The redundant-head feature brings another big benefit, says Augsburger. Part of each lot must be segregated and given a second label right over the primary label. This second label is clear and has imprinted on it the words “value assignment” in large type. Customers use the value assignment vials differently than the rest of the lot, and until the redundant-head labeler was installed, this second label had to be applied by hand. “Now all we do is load those labels on the redundant labeling head and turn both heads on at once,” says Augsberger.

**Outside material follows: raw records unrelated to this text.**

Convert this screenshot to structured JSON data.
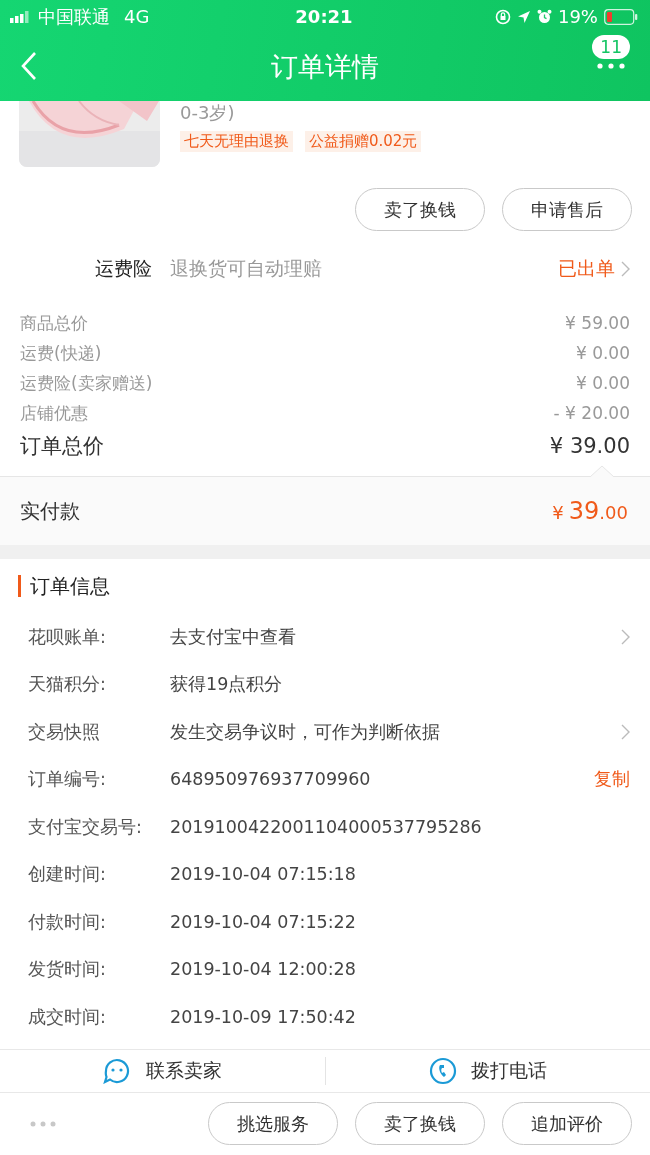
{
  "status_bar": {
    "carrier": "中国联通",
    "network": "4G",
    "time": "20:21",
    "battery": "19%"
  },
  "header": {
    "title": "订单详情",
    "badge": "11"
  },
  "product": {
    "image": {
      "kind": "picture"
    },
    "subtitle": "0-3岁)",
    "tags": [
      "七天无理由退换",
      "公益捐赠0.02元"
    ]
  },
  "product_actions": [
    "卖了换钱",
    "申请售后"
  ],
  "insurance": {
    "label": "运费险",
    "description": "退换货可自动理赔",
    "status": "已出单"
  },
  "price_rows": [
    {
      "label": "商品总价",
      "value": "¥ 59.00",
      "kind": "normal"
    },
    {
      "label": "运费(快递)",
      "value": "¥ 0.00",
      "kind": "normal"
    },
    {
      "label": "运费险(卖家赠送)",
      "value": "¥ 0.00",
      "kind": "normal"
    },
    {
      "label": "店铺优惠",
      "value": "- ¥ 20.00",
      "kind": "normal"
    },
    {
      "label": "订单总价",
      "value": "¥ 39.00",
      "kind": "total"
    }
  ],
  "paid": {
    "label": "实付款",
    "currency": "¥",
    "integer": "39",
    "decimal": ".00"
  },
  "order_info": {
    "title": "订单信息",
    "rows": [
      {
        "label": "花呗账单:",
        "value": "去支付宝中查看",
        "has_chevron": true
      },
      {
        "label": "天猫积分:",
        "value": "获得19点积分"
      },
      {
        "label": "交易快照",
        "value": "发生交易争议时，可作为判断依据",
        "has_chevron": true
      },
      {
        "label": "订单编号:",
        "value": "648950976937709960",
        "copy_link": "复制"
      },
      {
        "label": "支付宝交易号:",
        "value": "2019100422001104000537795286"
      },
      {
        "label": "创建时间:",
        "value": "2019-10-04 07:15:18"
      },
      {
        "label": "付款时间:",
        "value": "2019-10-04 07:15:22"
      },
      {
        "label": "发货时间:",
        "value": "2019-10-04 12:00:28"
      },
      {
        "label": "成交时间:",
        "value": "2019-10-09 17:50:42"
      }
    ]
  },
  "contact": [
    {
      "label": "联系卖家",
      "kind": "chat"
    },
    {
      "label": "拨打电话",
      "kind": "phone"
    }
  ],
  "footer": {
    "buttons": [
      "挑选服务",
      "卖了换钱",
      "追加评价"
    ]
  }
}
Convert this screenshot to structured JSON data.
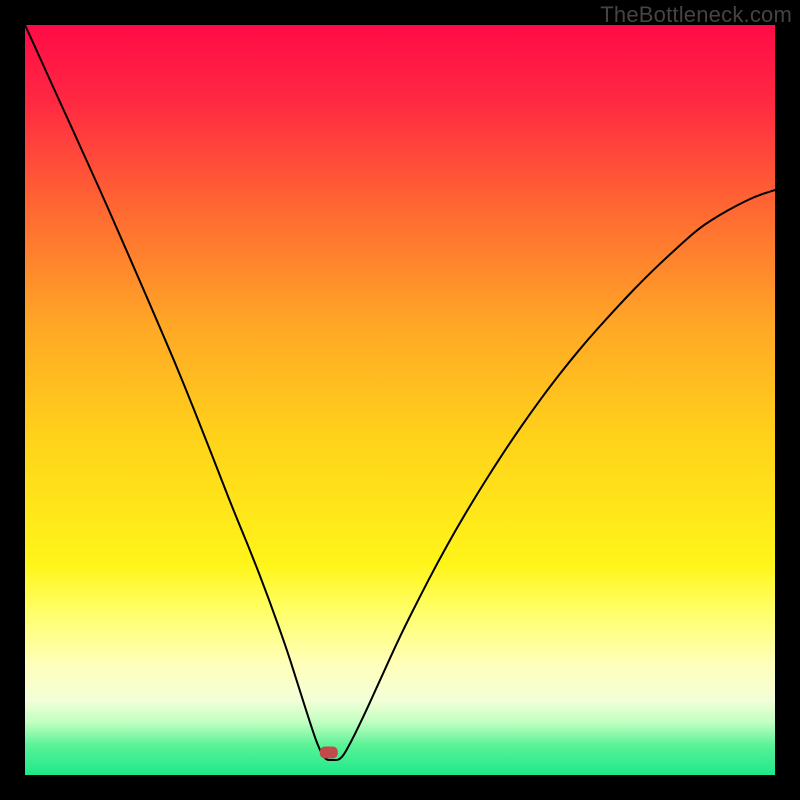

Before vials exit the labeler, they pass through a laser coder from Lasertechnics. According to Vejar, quality control protocol sometimes requires that a “sub batch” of vials be coded around the thread area. But the need for this code is infrequent, which makes laser coding technology a good fit, says Vejar. “It’s clean and it doesn’t clog, so it’s always ready to go even though it’s only needed occasionally,” says Vejar.
Exiting the labeler, vials enter a custom-built, semi-automatic tray loader supplied by Garvey.
“Pick-and-place tray loading was certainly an option, but it’s relatively expensive,” says Vejar. “The system Garvey came up with is simple, cost-effective, and works well. They just seem to have a knack for this sort of thing.”
Basically it’s a matter of massing vials on a 24”-wide mat-top conveyor whose left and right rails are shaped in a way that encourages the vials to nest snugly together without any voids. The right side also strokes forward and back gently, a motion that further induces the vials to nest tightly together. When enough vials have been accumulated, an operator pushes a button that stops everything. He then pushes a parting knife through the massed vials to form the wall of that tray load. Then all he has to do is pull a handle to rake the accumulated vials toward him and into a waiting plastic tray. As soon as the full tray has been taken away, the operator pulls the parting knife back and the machine starts up again so the cycle can be repeated.
“It’s a unique concept,” says Augsberger.
The same could be said about the entire line.